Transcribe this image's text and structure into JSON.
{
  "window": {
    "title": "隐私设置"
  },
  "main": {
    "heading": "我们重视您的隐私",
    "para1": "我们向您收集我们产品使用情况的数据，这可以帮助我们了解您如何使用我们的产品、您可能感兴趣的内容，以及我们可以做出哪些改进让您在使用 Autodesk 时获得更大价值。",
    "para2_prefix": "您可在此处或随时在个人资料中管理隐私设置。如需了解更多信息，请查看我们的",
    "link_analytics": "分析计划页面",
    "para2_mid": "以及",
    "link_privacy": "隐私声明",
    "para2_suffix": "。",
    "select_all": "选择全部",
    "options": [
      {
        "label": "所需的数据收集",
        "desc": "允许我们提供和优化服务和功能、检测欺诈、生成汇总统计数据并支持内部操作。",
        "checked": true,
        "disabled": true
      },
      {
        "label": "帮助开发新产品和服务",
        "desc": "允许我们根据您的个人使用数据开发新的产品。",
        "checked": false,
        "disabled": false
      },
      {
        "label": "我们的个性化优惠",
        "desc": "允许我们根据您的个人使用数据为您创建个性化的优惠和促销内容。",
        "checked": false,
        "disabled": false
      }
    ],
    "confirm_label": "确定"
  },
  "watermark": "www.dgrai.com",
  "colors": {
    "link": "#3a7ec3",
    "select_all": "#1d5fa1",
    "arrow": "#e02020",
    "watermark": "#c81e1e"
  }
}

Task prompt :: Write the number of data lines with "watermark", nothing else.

Exercise answer :: 2